Last week, the US special envoy for the Horn of Africa, Jeffrey Feltman, also visited Khartoum, along with the special envoys of the UK, France and Norway. 

Sudanese political analyst Salah Aldoma attributed the current increased tensions in the country to the uneasy balance of power between the military and civilian leadership, especially as the transition enters its second half. 

“The deep state of Bashir’s associates is hidden among the military and still has a presence inside the army," Aldoma told MEE. "So the West has to put more pressure on the army in order to push for clear reform of the military and security sectors in the country. But we have to say that the first frontliners in protecting the democratic transformation are the people of Sudan.”

Demand for military reform 
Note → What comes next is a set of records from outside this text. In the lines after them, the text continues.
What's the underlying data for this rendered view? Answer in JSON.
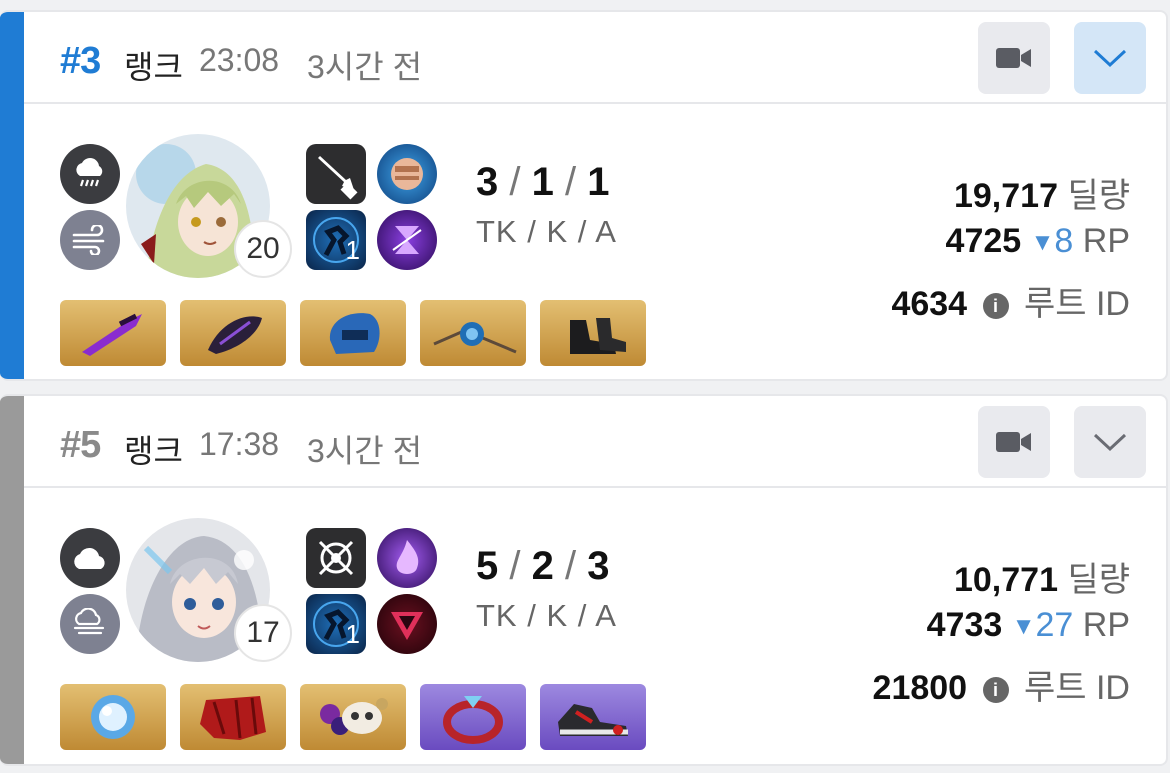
{
  "matches": [
    {
      "rank": "#3",
      "mode": "랭크",
      "time": "23:08",
      "ago": "3시간 전",
      "accent_color": "#1f7cd4",
      "expanded": true,
      "level": "20",
      "skill_count": "1",
      "kda": {
        "tk": "3",
        "k": "1",
        "a": "1",
        "sep": "/",
        "label": "TK / K / A"
      },
      "damage": {
        "value": "19,717",
        "unit": "딜량"
      },
      "rp": {
        "value": "4725",
        "arrow": "▼",
        "delta": "8",
        "unit": "RP"
      },
      "route": {
        "value": "4634",
        "icon": "i",
        "unit": "루트 ID"
      },
      "weather": [
        "rain-cloud-icon",
        "wind-icon"
      ],
      "items": [
        "gold",
        "gold",
        "gold",
        "gold",
        "gold"
      ]
    },
    {
      "rank": "#5",
      "mode": "랭크",
      "time": "17:38",
      "ago": "3시간 전",
      "accent_color": "#9a9a9a",
      "expanded": false,
      "level": "17",
      "skill_count": "1",
      "kda": {
        "tk": "5",
        "k": "2",
        "a": "3",
        "sep": "/",
        "label": "TK / K / A"
      },
      "damage": {
        "value": "10,771",
        "unit": "딜량"
      },
      "rp": {
        "value": "4733",
        "arrow": "▼",
        "delta": "27",
        "unit": "RP"
      },
      "route": {
        "value": "21800",
        "icon": "i",
        "unit": "루트 ID"
      },
      "weather": [
        "cloud-icon",
        "fog-wind-icon"
      ],
      "items": [
        "gold",
        "gold",
        "gold",
        "purple",
        "purple"
      ]
    }
  ]
}
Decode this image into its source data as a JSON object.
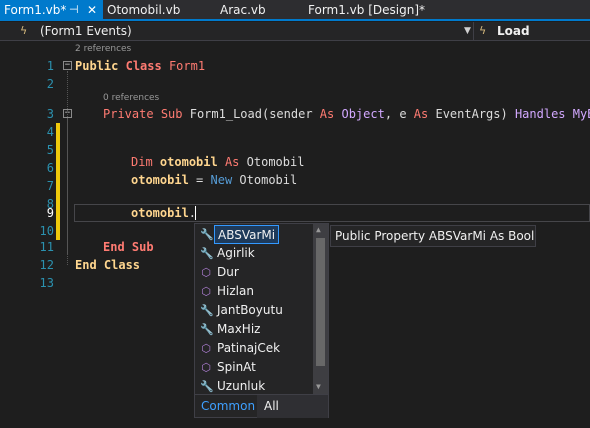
{
  "tabs": [
    {
      "label": "Form1.vb*",
      "pin": "⊣",
      "close": "✕"
    },
    {
      "label": "Otomobil.vb"
    },
    {
      "label": "Arac.vb"
    },
    {
      "label": "Form1.vb [Design]*"
    }
  ],
  "navbar": {
    "left": "(Form1 Events)",
    "right": "Load"
  },
  "editor": {
    "line_numbers": [
      "1",
      "2",
      "3",
      "4",
      "5",
      "6",
      "7",
      "8",
      "9",
      "10",
      "11",
      "12",
      "13"
    ],
    "codelens": [
      "2 references",
      "0 references"
    ],
    "line1": {
      "kw1": "Public",
      "kw2": "Class",
      "name": "Form1"
    },
    "line3": {
      "kw1": "Private",
      "kw2": "Sub",
      "name": "Form1_Load",
      "p1": "(sender",
      "as1": "As",
      "t1": "Object",
      "comma": ",",
      "p2": "e",
      "as2": "As",
      "t2": "EventArgs)",
      "handles": "Handles",
      "rest": "MyBa"
    },
    "line7": {
      "kw": "Dim",
      "var": "otomobil",
      "as": "As",
      "type": "Otomobil"
    },
    "line8": {
      "var": "otomobil",
      "eq": "=",
      "kw": "New",
      "type": "Otomobil"
    },
    "line9": {
      "var": "otomobil",
      "dot": "."
    },
    "line11": {
      "text": "End Sub"
    },
    "line12": {
      "text": "End Class"
    }
  },
  "completion": {
    "items": [
      {
        "label": "ABSVarMi",
        "icon": "wrench-icon",
        "glyph": "🔧"
      },
      {
        "label": "Agirlik",
        "icon": "wrench-icon",
        "glyph": "🔧"
      },
      {
        "label": "Dur",
        "icon": "method-cube-icon",
        "glyph": "⬡"
      },
      {
        "label": "Hizlan",
        "icon": "method-cube-icon",
        "glyph": "⬡"
      },
      {
        "label": "JantBoyutu",
        "icon": "wrench-icon",
        "glyph": "🔧"
      },
      {
        "label": "MaxHiz",
        "icon": "wrench-icon",
        "glyph": "🔧"
      },
      {
        "label": "PatinajCek",
        "icon": "method-cube-icon",
        "glyph": "⬡"
      },
      {
        "label": "SpinAt",
        "icon": "method-cube-icon",
        "glyph": "⬡"
      },
      {
        "label": "Uzunluk",
        "icon": "wrench-icon",
        "glyph": "🔧"
      }
    ],
    "filters": {
      "common": "Common",
      "all": "All"
    },
    "tooltip": "Public Property ABSVarMi As Boolean"
  },
  "colors": {
    "accent": "#007acc",
    "modified_bar": "#efc90c",
    "background": "#1e1e1e"
  }
}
A recent crackdown on what security services have called “terrorist attacks” and “terrorist cells” in Khartoum have prompted calls to bring the intelligence apparatus under civilian control. 

The civilian component of the Sovereign Council, the Forces of Freedom and Change (FFC) alliance, issued a statement this week demanding reforms in the military as a means of dealing with the current unrest.

“The terrorist attacks come in conjunction with political destabilisation in the country and the threat of a military coup last month, amid wide tribal clashes in different parts of the country and closure of the ports by protesters in Eastern Sudan, which has caused interruptions in the supply of basic commodities to the rest of the country,” the FFC statement read.

“This proves that the demand of security and military reform is a key point for the stability of the country.”